Stocks finished the week on an upbeat note yesterday, in a surge created by the prospect that laws governing financial services will be rewritten to allow mergers among banks, securities firms and insurance companies.
But Wall Street analysts said the momentum, which wiped out Thursday's 94-point loss and pushed up the Dow Jones industrial average by 172.56 points to 10,470.25, was broader than just the financial sector.
"I'm not sure I would say the banking bill is responsible for a market where there are two times as many stocks going up as going down," said Walter G. Murphy Jr., senior international market analyst for Merrill Lynch & Co.
Murphy said that as of last Friday about 500 stocks were at new 52-week lows, the largest number since a year ago. And this week, he said, another 300 to 400 stocks hit new 52-week lows. "I think clearly the market was oversold," said Murphy, who said that led to the rebound.
The rally yesterday wiped out the market's steep dive Thursday when International Business Machines warned that year 2000 computer glitch fears were hurting its sales of high-end servers, powerful computers that run office networks. At one point on Thursday, the Dow was down 213 points, and IBM's stock fell 16 to 91. By the end of yesterday's session, the Dow was up 450.54 points--or 4.5 percent--for the week, and IBM had recovered 2-15/16 of its previous day's loss.
The Standard & Poor's 500-stock index was up 4.9 percent for the week, and the technology-heavy Nasdaq composite index was up 3.8 percent. The gains in the Dow and the S&P were their biggest weekly increases since early July.
Not all the news was positive yesterday, however. Gillette, the world's largest maker of razors and blades, watched its stock drop by as much as 10.6 percent yesterday before recovering some to close down 1 7/8, or 5 percent at 36. Gillette's shares fell in response to a company warning that its fourth-quarter profit would be hurt by its decision to cut shipments to reduce inventories.
Murphy said that the market's recovery was attributable to the banking bill news, the fact that most technology stocks remained strong and the dollar's strength. Although the dollar closed lower against the yen, it was sharply higher against Europe's single currency as prospects dimmed for a European interest rate increase soon.
Peter Canelo, U.S. investment strategist with Morgan Stanley Dean Witter, noted that the bank index was up 4 percent yesterday. "That's huge," he said.
Bank stocks American Express, J.P. Morgan & Co. and Citigroup--three of the 30 stocks in the Dow average--posted solid gains yesterday, as did insurance stocks, including Travelers Property Casualty, Chubb and Hartford Life.

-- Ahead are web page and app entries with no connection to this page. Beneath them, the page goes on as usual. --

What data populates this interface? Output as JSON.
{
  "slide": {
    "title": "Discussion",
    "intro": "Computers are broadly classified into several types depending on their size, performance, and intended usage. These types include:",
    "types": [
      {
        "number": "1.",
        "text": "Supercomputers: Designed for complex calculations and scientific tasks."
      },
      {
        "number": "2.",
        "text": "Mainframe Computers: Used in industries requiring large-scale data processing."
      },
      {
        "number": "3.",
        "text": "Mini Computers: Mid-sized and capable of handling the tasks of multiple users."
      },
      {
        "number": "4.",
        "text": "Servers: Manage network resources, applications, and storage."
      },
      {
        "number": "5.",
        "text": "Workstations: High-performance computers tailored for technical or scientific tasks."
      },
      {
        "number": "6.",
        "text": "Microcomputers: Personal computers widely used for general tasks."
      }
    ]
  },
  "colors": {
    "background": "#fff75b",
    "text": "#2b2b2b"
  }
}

J.P. Morgan, American Express and Citigroup accounted for about a third of the gain in the Dow average.
Canelo said the market enjoyed a major boost from the prospect of financial services mergers after House and Senate negotiators reached a deal early yesterday morning laying the groundwork for passage of a banking overhaul bill. Banks have been underperfoming the market for the last year and three months, he said. "I think this may be a great trigger that prompts people to look at this very, very cheap sector," he said. "We've seen the bottom in banks."

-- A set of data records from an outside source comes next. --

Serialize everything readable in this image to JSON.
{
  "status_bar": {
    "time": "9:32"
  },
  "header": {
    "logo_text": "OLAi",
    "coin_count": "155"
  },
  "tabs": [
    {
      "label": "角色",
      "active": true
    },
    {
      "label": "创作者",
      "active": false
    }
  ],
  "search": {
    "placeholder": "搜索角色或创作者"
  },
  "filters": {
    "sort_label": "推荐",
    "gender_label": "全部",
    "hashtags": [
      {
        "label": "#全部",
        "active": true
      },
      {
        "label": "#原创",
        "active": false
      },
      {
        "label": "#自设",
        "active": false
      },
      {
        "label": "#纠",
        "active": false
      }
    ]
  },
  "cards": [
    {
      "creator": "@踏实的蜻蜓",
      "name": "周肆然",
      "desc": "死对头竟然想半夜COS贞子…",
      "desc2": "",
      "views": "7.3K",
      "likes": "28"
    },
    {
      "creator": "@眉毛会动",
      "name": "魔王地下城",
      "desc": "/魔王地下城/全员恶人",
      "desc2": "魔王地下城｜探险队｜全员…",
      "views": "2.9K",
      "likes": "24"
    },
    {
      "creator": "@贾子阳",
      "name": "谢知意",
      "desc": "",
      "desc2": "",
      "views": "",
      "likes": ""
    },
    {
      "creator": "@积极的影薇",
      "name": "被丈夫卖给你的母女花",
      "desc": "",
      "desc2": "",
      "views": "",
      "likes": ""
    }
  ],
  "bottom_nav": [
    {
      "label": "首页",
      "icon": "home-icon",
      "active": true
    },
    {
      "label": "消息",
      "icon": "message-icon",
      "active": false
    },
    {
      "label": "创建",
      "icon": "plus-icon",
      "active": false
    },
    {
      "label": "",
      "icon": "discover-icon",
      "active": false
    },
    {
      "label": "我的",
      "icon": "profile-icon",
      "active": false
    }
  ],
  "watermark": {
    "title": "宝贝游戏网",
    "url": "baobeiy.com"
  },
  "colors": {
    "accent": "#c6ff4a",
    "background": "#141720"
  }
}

But Canelo said that he also believes that the whole market may have been at or near the bottom, setting the stage for a rebound.

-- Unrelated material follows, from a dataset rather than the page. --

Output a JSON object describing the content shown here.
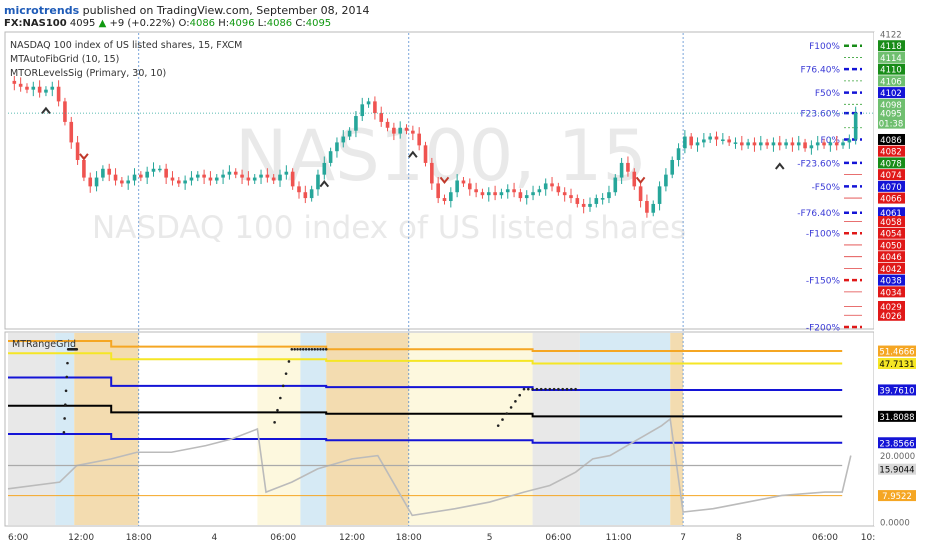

"We've certainly had corrections in just about everything," he said.